Also it really wasn't handled very well. It was just an announcement over the intercom, very matter-of-fact "Sorry the show has been cancelled for tonight". It would have been so much better if Mary or another cast member came out, and explained what had happened, apologised and said "thanks for coming". I would even have been happy to clap the cast for the amount of show that we saw, it wasn't their fault something went wrong.

Ah well, it was a fun night anyway and we walked away with a good story.

Two silly sisters expressing their dismay

Tuesday, August 2, 2011


I was in Sydney over the weekend for the Sydney Diocese Ministry Wives conference. This is my 'booster in the arm' every 2 years. We are taught from God's word and consider life from a ministry wife perspective. The teaching was fantastic, the speakers were excellent and the seminars very encouraging - I went to one on 'respecting your husband' and another on 'staying fresh in ministry'. There was a panel of grownup minister's kids, talking about what it was like growing up as a minister or missionary kid. There was also a great session on 'growing great teams'.

For me, a real attraction to the weekend is the chance to catch up with friends - a huge number of our friends (especially those in Sydney) are in ministry so this is my chance to see how everyone is going in the ministries God has placed them. It's a very encouraging time, but I also found it emotionally exhausting.

I have come back to Adelaide and am thrilled to be here, thankful for the ministry Husband is involved in, extremely thankful for the team we work with, and very thankful to God for all of it.

Monday, August 1, 2011

The conveyor belt

The conveyor belt has started again.

Our youngest has started kindy today, which means in just over a year she'll be starting school. I have always felt that it's like a conveyor belt at this stage. They start pre-entry (one afternoon), then next term it's proper kindy (2 days), then a year later it's school and before you know it, it's all happened again. But for us, this is the last time it's happening.
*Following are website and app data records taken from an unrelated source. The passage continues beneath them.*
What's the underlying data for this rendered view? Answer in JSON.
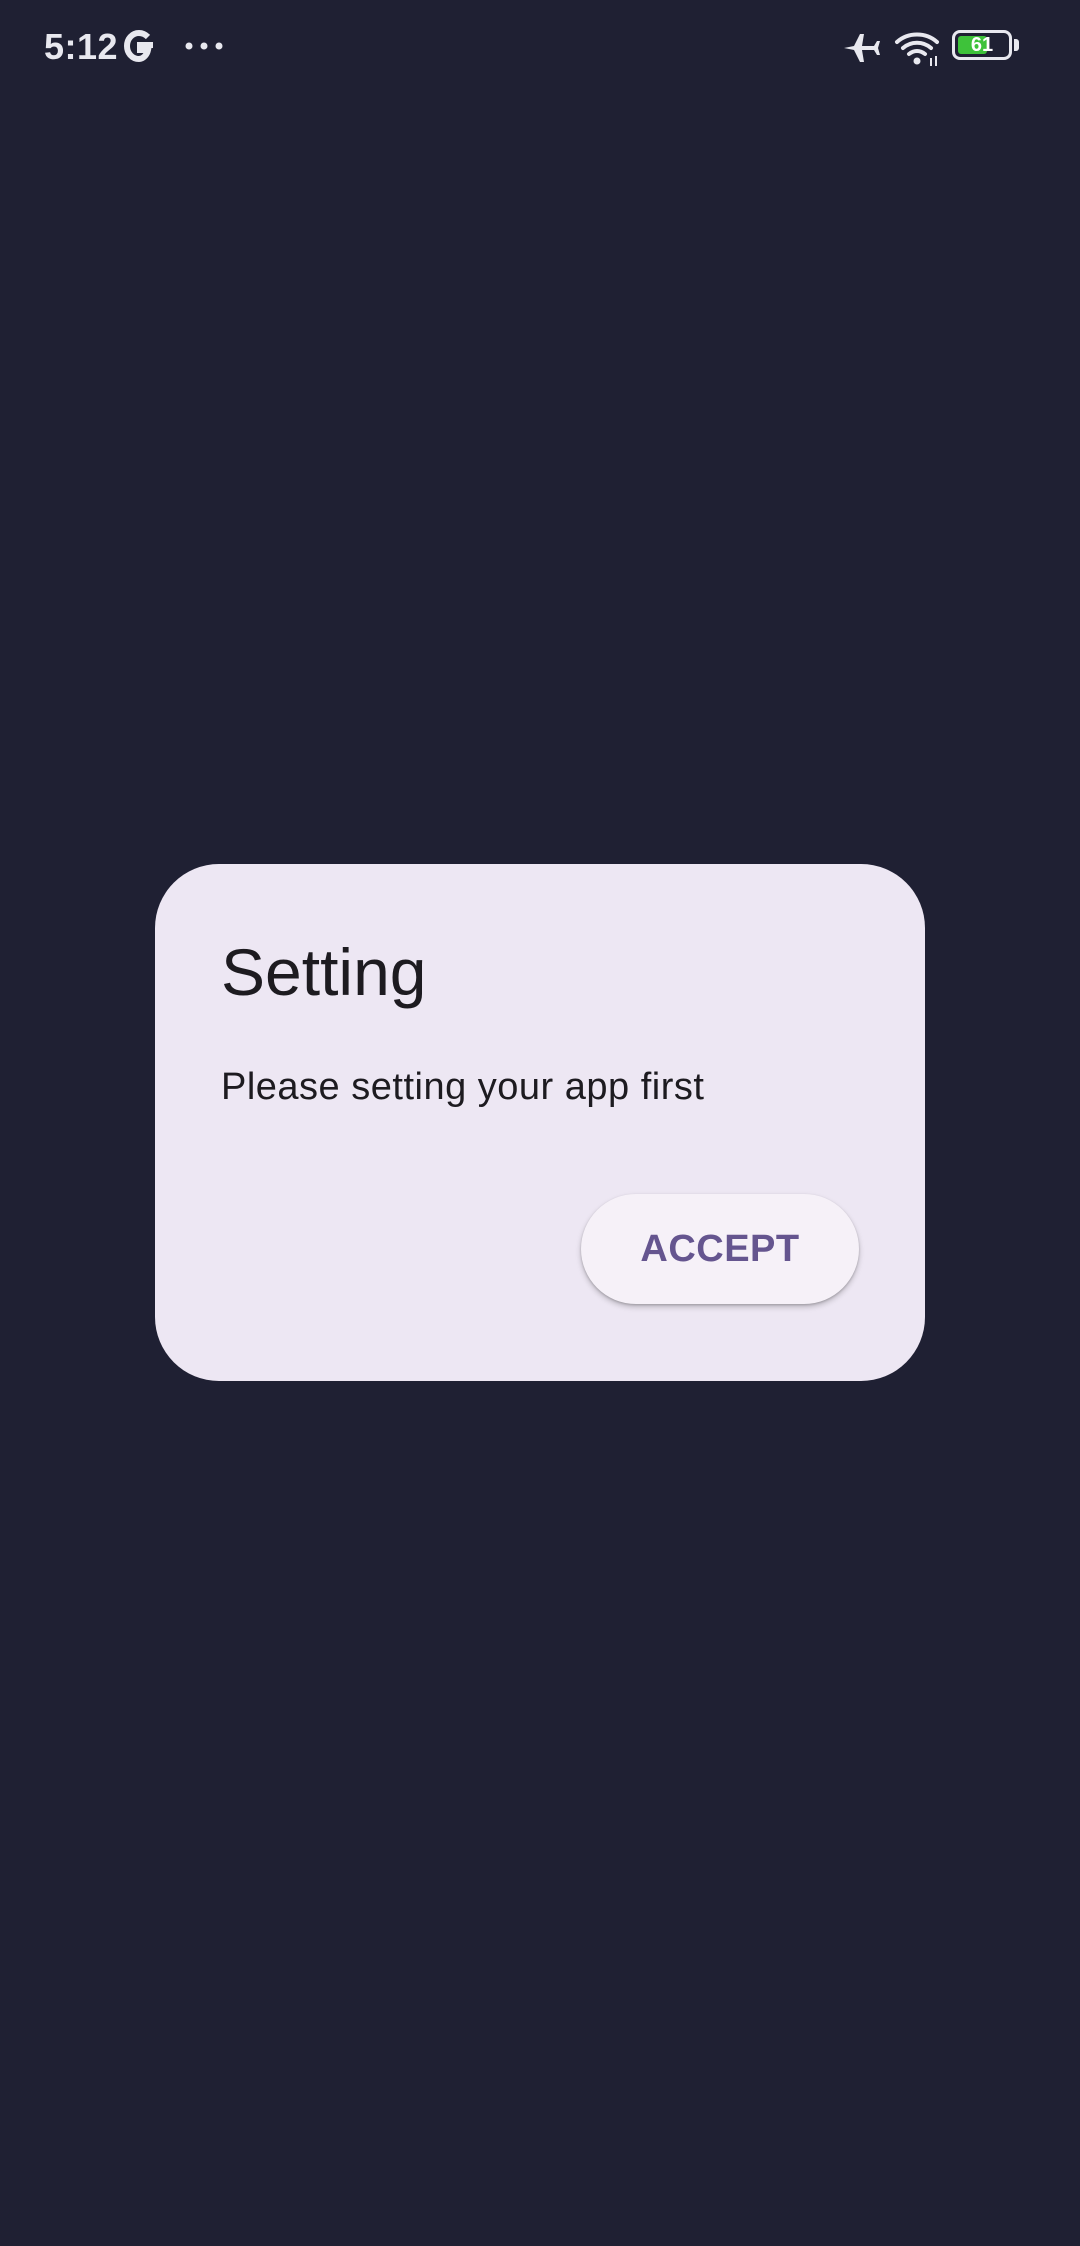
{
  "status_bar": {
    "time": "5:12",
    "battery_level": "61",
    "battery_fraction": 0.61,
    "icons": [
      "google-g-icon",
      "more-dots-icon",
      "airplane-mode-icon",
      "wifi-icon",
      "battery-icon"
    ],
    "battery_fill_color": "#3ec23a"
  },
  "dialog": {
    "title": "Setting",
    "message": "Please setting your app first",
    "accept_label": "ACCEPT"
  },
  "colors": {
    "background": "#1f2033",
    "dialog_surface": "#ede7f3",
    "button_text": "#65558f",
    "text_primary": "#1d1b20"
  }
}
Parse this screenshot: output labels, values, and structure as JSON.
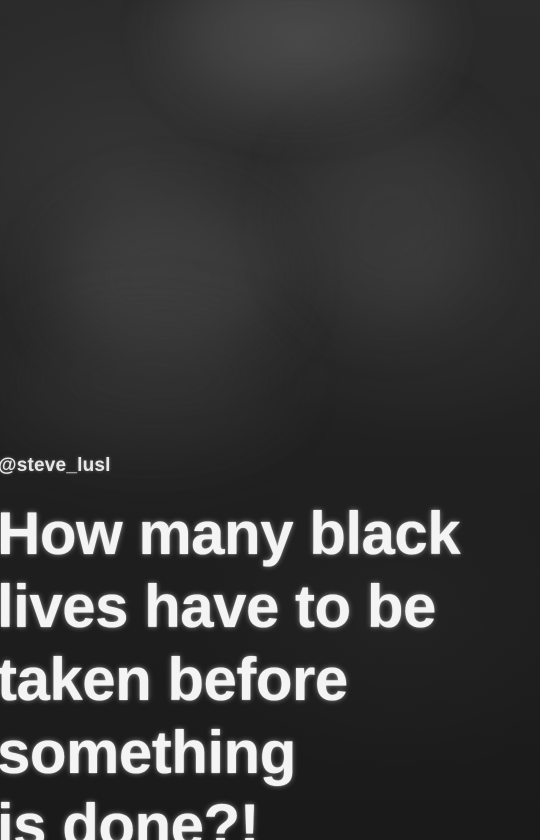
{
  "post": {
    "handle": "@steve_lusl",
    "headline_lines": [
      "How many black",
      "lives have to be",
      "taken before",
      "something",
      "is done?!"
    ]
  },
  "colors": {
    "background": "#1e1e1e",
    "text": "#f4f4f4"
  }
}
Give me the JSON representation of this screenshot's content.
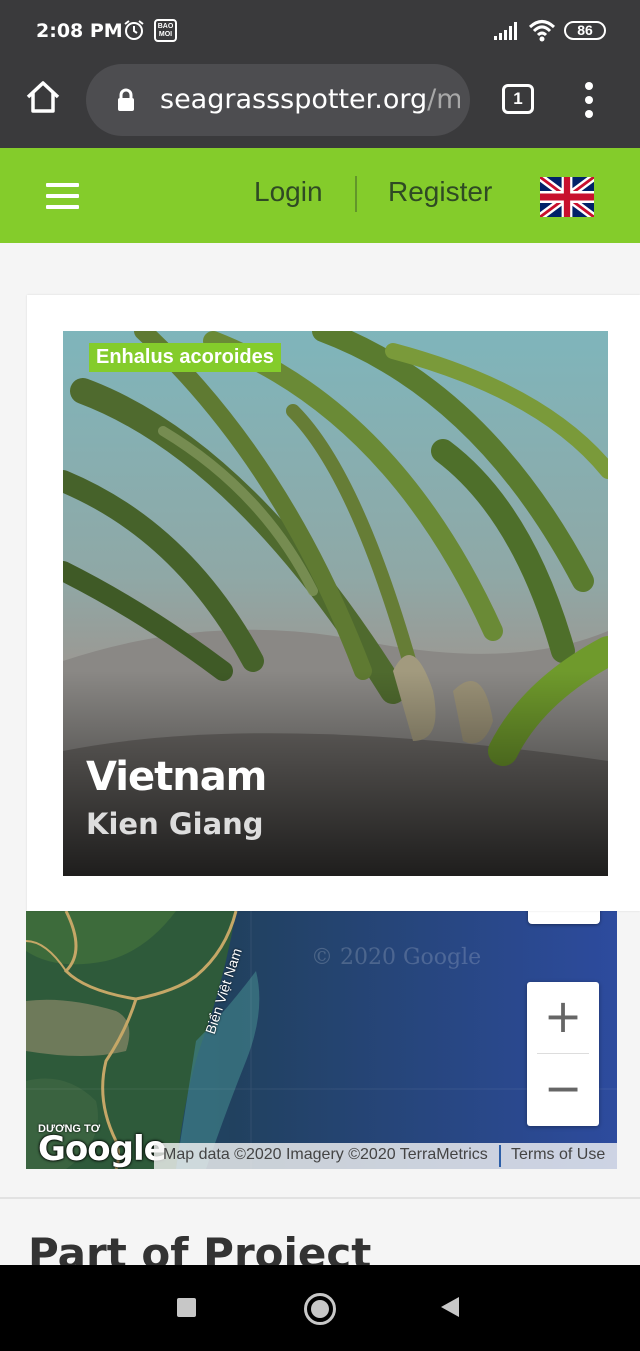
{
  "status_bar": {
    "time": "2:08 PM",
    "notification_app": "BAO MOI",
    "battery": "86",
    "icons": [
      "alarm-icon",
      "signal-icon",
      "wifi-icon",
      "battery-icon"
    ]
  },
  "browser": {
    "url": "seagrassspotter.org",
    "url_tail": "/ma",
    "tab_count": "1"
  },
  "site_header": {
    "login_label": "Login",
    "register_label": "Register",
    "language_flag": "uk-flag-icon",
    "accent_color": "#84cc2b"
  },
  "card": {
    "species_tag": "Enhalus acoroides",
    "country": "Vietnam",
    "region": "Kien Giang"
  },
  "map": {
    "watermark": "© 2020 Google",
    "sea_label": "Biển Việt Nam",
    "place_label": "DƯƠNG TƠ",
    "zoom_in_label": "+",
    "zoom_out_label": "−",
    "google_logo": "Google",
    "attribution": "Map data ©2020 Imagery ©2020 TerraMetrics",
    "terms_label": "Terms of Use"
  },
  "section": {
    "project_heading": "Part of Project"
  }
}
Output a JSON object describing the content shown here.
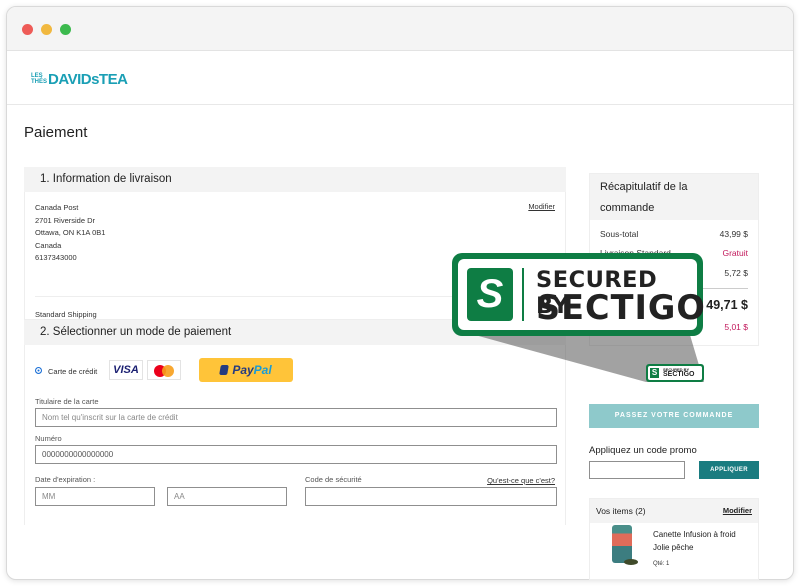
{
  "brand": {
    "logo_small_1": "LES",
    "logo_small_2": "THÉS",
    "logo_main": "DAVIDsTEA",
    "accent": "#1a9fb5"
  },
  "page_title": "Paiement",
  "shipping": {
    "heading": "1. Information de livraison",
    "modify": "Modifier",
    "address_lines": [
      "Canada Post",
      "2701 Riverside Dr",
      "Ottawa, ON K1A 0B1",
      "Canada",
      "6137343000"
    ],
    "method": "Standard Shipping"
  },
  "payment": {
    "heading": "2. Sélectionner un mode de paiement",
    "option_card": "Carte de crédit",
    "visa": "VISA",
    "paypal_a": "Pay",
    "paypal_b": "Pal",
    "holder_label": "Titulaire de la carte",
    "holder_placeholder": "Nom tel qu'inscrit sur la carte de crédit",
    "number_label": "Numéro",
    "number_value": "0000000000000000",
    "expiry_label": "Date d'expiration :",
    "month_placeholder": "MM",
    "year_placeholder": "AA",
    "cvv_label": "Code de sécurité",
    "cvv_help": "Qu'est-ce que c'est?"
  },
  "summary": {
    "heading_1": "Récapitulatif de la",
    "heading_2": "commande",
    "subtotal_label": "Sous-total",
    "subtotal": "43,99 $",
    "shipping_label": "Livraison Standard",
    "shipping_value": "Gratuit",
    "tax_value": "5,72 $",
    "total": "49,71 $",
    "savings": "5,01 $"
  },
  "place_order": "PASSEZ VOTRE COMMANDE",
  "promo": {
    "label": "Appliquez un code promo",
    "apply": "APPLIQUER"
  },
  "items": {
    "heading": "Vos items (2)",
    "modify": "Modifier",
    "name": "Canette Infusion à froid Jolie pêche",
    "qty": "Qté: 1"
  },
  "sectigo": {
    "line1": "SECURED BY",
    "line2": "SECTIGO",
    "letter": "S",
    "color": "#0e7d44"
  }
}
She was very excited, but I thought she might not be so keen once she got there. She can be slightly more hesitant than the other two. However, she confidently walked in ahead of me, carrying her own bag, said hello to the teachers, looked around, announced she was going to play on the equipment and then told me I could leave! I was probably there for 4 minutes. Sometimes, I wish they were a little less independent, just a little...